A: Yes. One day I said to her, “How come you always drive me home at night?” She said “I don’t want you to get in trouble in the streets of New York.” I had just turned 18, and I said, “I’m dying to get in trouble in the streets of New York.” So that’s when she quit driving me home. But we’re still friends today.
Q: I Understand You Lived With (Groucho Marx).
A: For many, many years. He actually died in my arms. He didn’t like it when I would call him this, but he really was my fairy godfather. It’s a long, long story. I’m writing about it and hoping to put out a book some time soon about some of the experiences I’ve had in my wild life.
Q: What’s Something People Don’t Know About Groucho Marx That They Should Know?

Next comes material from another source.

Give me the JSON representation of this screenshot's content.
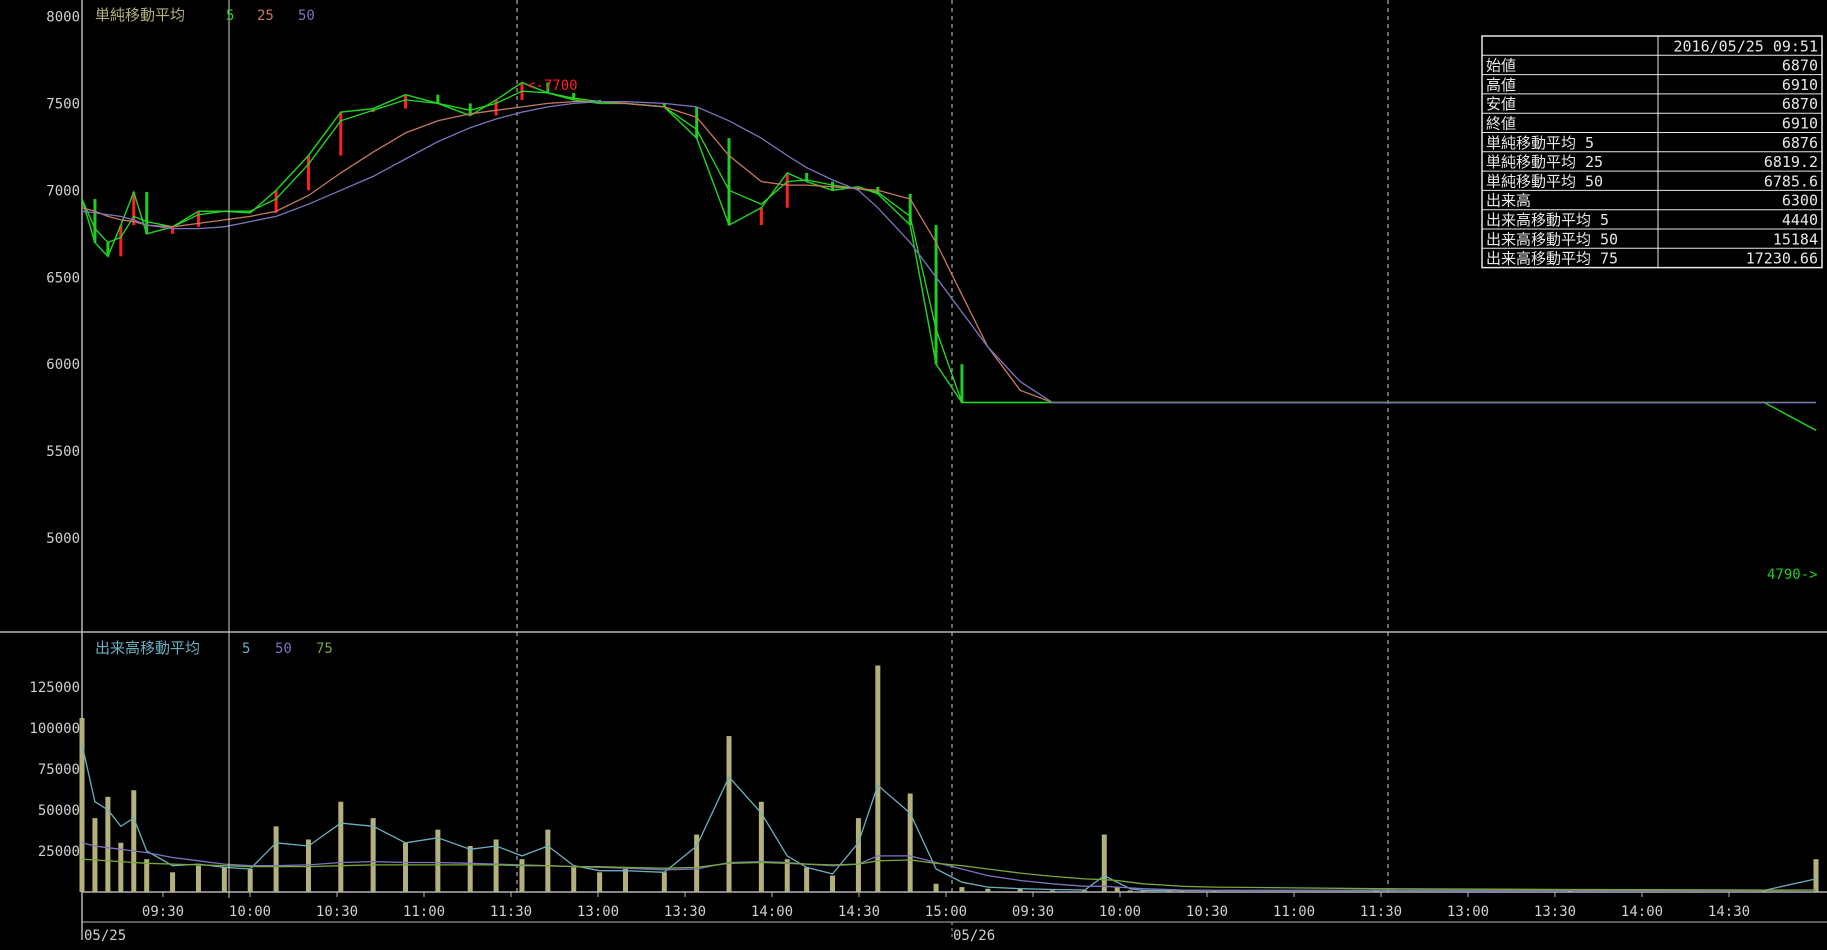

A: He was extremely smart, like (“Harold and Maude” co-star) Ruth Gordon. People would say, “What is she like,” and I would say, “She’s like a secretary of state.” She was so smart and eloquent and well-spoken. While Groucho wasn’t that, he got up every morning and he read the Washington Post and he read the L.A. Times and he read the New York Times. And he wanted to talk about what was going on. He was just so adorable. I miss him a lot.
Q: With Most San Francisco Films, You Tend To See The Same Handful Of Locations. “Harold And Maude” Was Shot All Over The Place.
Redwood City, Marin County … Yeah, that was a lovely, lovely time. I’m really fond of that whole experience.
Q: It Was A Fun Shoot?
A: It was fun because I knew how great it was. The moment I saw the script I thought, “This is beyond brilliant.” And we shot every single word that was in that script. There was no improvisation. … But to sell it, I had to really live it. There were moments that were hard, but Hal Ashby was such a loving director.
Q: Is There A Movie Of Yours That You Wish People Would Talk About More?
A: I’m proud of everything I’ve done, pretty much. I made this great film, I think it’s probably my favorite film, called “She Dances Alone,” in San Francisco. It’s a film about Nijinsky’s daughter, who lived there. Her name was Kyra Nijinsky. You look at her and think she’s kind of a bag lady, but then she puts on these little ballet slippers and she starts to dance. And you see her father come alive through her. It’s the most extraordinary wedding of reality and documentation and fantasy. It was shot all over San Francisco. … I’m telling you, it’s out of this world and it’s funny as s-.
A Salute to Bud Cort: 7 p.m. next Thurs. $20. Castro Theatre, 429 Castro St., San Francisco. (866) 468-3399, www.ticketweb.com.